Some people get the state’s requirements and allowances for certain exemptions under labor laws confused with exposure and risk mitigation.  They are not one in the same.  The state of Massachusetts says that if the electrician is a sole prop or DBA with no employees he is not required to purchase workers comp insurance or that if he has employees he himself can opt out of coverage and only cover the employees.  The problem with this both in the eyes of our customers and in the eyes of our insurance company is that while that guy is allowed to do that by law it then shifts the risk and exposure to us.  If the owner of the electrical company never sets foot on the job site then great no worries, but if he is working alongside the guys or on his own on the job site we are just as exposed.  There is no magic bubble around him because he opted out and is self-employed. 

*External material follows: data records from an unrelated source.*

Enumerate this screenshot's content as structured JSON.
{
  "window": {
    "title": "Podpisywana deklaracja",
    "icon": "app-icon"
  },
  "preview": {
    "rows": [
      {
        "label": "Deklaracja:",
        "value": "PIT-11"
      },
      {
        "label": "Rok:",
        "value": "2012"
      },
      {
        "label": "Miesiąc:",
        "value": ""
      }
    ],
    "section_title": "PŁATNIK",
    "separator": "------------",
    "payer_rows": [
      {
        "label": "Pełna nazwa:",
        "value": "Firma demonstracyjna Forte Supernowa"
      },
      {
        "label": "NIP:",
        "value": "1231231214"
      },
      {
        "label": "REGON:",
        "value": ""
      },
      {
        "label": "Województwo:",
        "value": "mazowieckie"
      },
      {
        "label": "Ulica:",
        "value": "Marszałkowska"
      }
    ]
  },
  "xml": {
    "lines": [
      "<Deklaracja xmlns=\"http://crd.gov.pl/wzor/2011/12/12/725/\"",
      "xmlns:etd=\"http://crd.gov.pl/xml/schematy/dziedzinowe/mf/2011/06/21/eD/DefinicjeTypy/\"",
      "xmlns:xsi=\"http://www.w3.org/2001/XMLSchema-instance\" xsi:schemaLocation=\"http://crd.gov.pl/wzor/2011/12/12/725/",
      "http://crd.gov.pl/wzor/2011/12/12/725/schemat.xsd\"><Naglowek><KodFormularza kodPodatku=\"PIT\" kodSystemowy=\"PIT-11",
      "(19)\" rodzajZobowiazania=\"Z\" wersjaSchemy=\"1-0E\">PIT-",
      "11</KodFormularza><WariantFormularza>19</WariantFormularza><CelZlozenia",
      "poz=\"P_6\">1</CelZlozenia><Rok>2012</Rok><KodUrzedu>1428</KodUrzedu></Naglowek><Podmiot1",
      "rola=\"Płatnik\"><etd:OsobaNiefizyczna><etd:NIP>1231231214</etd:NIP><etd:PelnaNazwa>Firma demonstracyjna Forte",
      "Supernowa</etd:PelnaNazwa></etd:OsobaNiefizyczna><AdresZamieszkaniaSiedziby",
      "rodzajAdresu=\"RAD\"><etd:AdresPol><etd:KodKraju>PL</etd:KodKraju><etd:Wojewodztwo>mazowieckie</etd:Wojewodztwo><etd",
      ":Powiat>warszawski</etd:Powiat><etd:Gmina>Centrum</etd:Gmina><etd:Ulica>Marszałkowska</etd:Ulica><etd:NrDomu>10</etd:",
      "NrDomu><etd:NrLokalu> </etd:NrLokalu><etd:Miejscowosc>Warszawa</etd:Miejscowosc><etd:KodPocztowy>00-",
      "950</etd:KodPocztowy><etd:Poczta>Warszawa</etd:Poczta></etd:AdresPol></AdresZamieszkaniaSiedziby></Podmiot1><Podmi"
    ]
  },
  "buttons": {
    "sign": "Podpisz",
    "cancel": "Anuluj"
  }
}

There are all kinds of other audit considerations and legalities but those are secondary.  

Why Do You Need My W-9 Form?

If you have been a bookkeeper for more than 10 minutes some service provider has probably dug their heels in and refused to give you a W-9 form or at least questioned the necessity of this information exchange.  Here is my canned answer:


W-9s by IRS statute are a tool to enable the official provision of one’s tax identification and business information to someone with which there will be a financial transaction.  It is a best practice to collect this from ALL service providers and anyone that MAY fall under 1099 guidelines because if you don’t you may find yourself up the creek.  It is the responsibility of the business to properly document and remit tax documentation regarding various forms of payment including payments to independently contracted service providers.  In order to do this properly, certain information is needed such as entity type and tax i.d. If a business fails to collect this information and therefore fail to properly or improperly 1099 an independent contractor they can be fined 10s of thousands of dollars.  SO, we make it a practice to collect this information at the beginning of the engagement.  If we find the entity to be an S or C corp it ends there.  If they are an LLC or DBA and they are paid more than $600 a 1099 is generated at year end.  That 1099 can include both services and materials or services only.  This should make no difference to the recipient as the 1099 income should be being declared by the business anyhow.  The IRS just compares 1098 remittances by business (yes not 1099) totals by tax ID and compares to declared gross income. If the recipient declares less gross income that the total of all 1098s they are reported on they could have trouble.  If they report their gross income properly it will likely meet or exceed the 1098 totals and they are good to go. As a business, if we fail to collect the W-9 because someone tells us that they are a corp so we don’t need one and later we find out that they were an LLC and we failed to 1099 them we have no defense.  Collecting the W-9 and being able to prove we acted in good faith is our responsibility with the IRS.

We always recommend collecting the W-9 before work begins and upon the first engagement with any individual or business that may fall under IRS 1099 rules.  W-8 forms should be used for international folks.  

Here are some helpful links:
W-9 Form from the IRS
W-8 Form